I being behind you. As a boy
you were my leader, my envoy
into a world beyond my grasp.
I wish to follow your last gasp
to where you imagined, a place
of surprise, but at my own pace.
There crying wolf is not a need.
And no one questions a good deed.
Beasts of prey and humans aren’t confused.
Souls with benevolence are enthused.
Indulgence is an impulse that is pure
and simple; having the allure
of an April shower for spring flowers.
Time is counted in thoughts not hours.
On Dalkey Hill you saw it coming:
above you the clouds were running;
the sun broke through with its last rays;
and as twilight fell you were raised
by a ‘disembodied joy that came
from nowhere’; airy nothings reign
in the still of night so a bird
can lighten its thrill to be heard.
My truculent friend of later years
your hug was a hearty assurance
that the brave rise above present fears:
trust in life’s goodness and take your chance.
You were the ring-mistress of all moods,
veering from joy at the merry dance
we lead ourselves, to robust etudes
at the gracelessness that’s sometimes mans.
Your eye caught people off-guard to guess
how they’d like to look. But being less sure
of yourself, you emoted an excess
that made friendship with you an adventure.
Your world was made for the dove release
of music, Mozart to fanfare bands.
Tooting your clarinet brought you peace,
and books. Cliff-hangers were your romance.
For a big woman you had small hands.
Not made I think to wipe away tears,
but to wave cou-cou as you advance
your broad smile that grew younger with the years.
Adieu Jeanne Moreau
(1928 – 2014)
My jolie laide in darkest hues,
mood richly woven Biedermeier,
demure the lighting you chose
to knit yourself into a thick
suit so tight that it excludes air.
I’m breathless. You’re anaerobic.
Fully formed, and without stage fright,
you skipped past being an ingénue,
dancing like your mother the light-
fantastique, on your stage debut
at the Comedie, every night
taking your bow with a bored moue.
Ma Buckley taught you how to stamp:
Da, Antoine Desiré, how to hop:
And life, how to stand on your hands.
the world is upside down: so, stop
at nothing, girl, and take your chance
as Joan of Arc or a trollop.
Moreau, the New Wave saint of sin:
the maid who unmanned the master:
the go-go between Jules and Jim,
called Catherine (almost named after
your mother). My only regret
you never got to play Colette.
Years taught you not to act your age.

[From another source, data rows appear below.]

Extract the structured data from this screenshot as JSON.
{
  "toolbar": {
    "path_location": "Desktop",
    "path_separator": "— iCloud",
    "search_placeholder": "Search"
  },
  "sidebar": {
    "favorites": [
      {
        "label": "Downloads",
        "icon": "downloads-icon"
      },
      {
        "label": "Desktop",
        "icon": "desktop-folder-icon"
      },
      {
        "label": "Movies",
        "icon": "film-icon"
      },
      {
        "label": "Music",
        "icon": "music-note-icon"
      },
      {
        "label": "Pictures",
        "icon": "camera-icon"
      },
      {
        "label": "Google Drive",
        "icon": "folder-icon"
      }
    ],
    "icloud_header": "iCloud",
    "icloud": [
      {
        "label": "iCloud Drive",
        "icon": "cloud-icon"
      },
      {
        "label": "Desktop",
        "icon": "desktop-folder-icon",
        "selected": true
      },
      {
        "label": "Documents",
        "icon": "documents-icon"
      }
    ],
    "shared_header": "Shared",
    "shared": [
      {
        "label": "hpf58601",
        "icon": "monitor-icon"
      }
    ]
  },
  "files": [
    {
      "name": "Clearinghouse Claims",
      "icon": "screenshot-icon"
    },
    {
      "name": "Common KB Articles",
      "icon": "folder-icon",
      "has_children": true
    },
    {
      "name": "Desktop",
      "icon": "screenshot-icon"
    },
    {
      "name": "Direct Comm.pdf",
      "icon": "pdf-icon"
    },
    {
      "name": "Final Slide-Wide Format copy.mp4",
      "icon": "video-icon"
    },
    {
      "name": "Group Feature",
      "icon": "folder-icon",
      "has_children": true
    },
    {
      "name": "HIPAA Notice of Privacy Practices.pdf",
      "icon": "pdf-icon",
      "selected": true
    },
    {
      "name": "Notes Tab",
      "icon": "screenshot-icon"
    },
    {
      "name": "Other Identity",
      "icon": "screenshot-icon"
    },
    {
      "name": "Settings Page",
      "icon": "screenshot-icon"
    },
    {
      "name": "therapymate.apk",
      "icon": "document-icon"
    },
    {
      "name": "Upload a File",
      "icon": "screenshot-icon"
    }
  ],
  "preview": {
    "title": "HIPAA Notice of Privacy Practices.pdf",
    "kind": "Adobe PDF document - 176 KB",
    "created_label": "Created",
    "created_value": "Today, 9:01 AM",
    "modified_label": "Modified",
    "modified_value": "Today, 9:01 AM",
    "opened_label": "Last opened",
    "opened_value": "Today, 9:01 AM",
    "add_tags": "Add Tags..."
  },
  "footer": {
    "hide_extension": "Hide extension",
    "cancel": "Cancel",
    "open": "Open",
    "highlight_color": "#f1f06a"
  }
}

Scandal was your school: you couldn’t fail
to shock, and make the world your stage,
scaling life’s slippery spiral ramp
without a hand on the safety rail.
I wait to lick your postal stamp.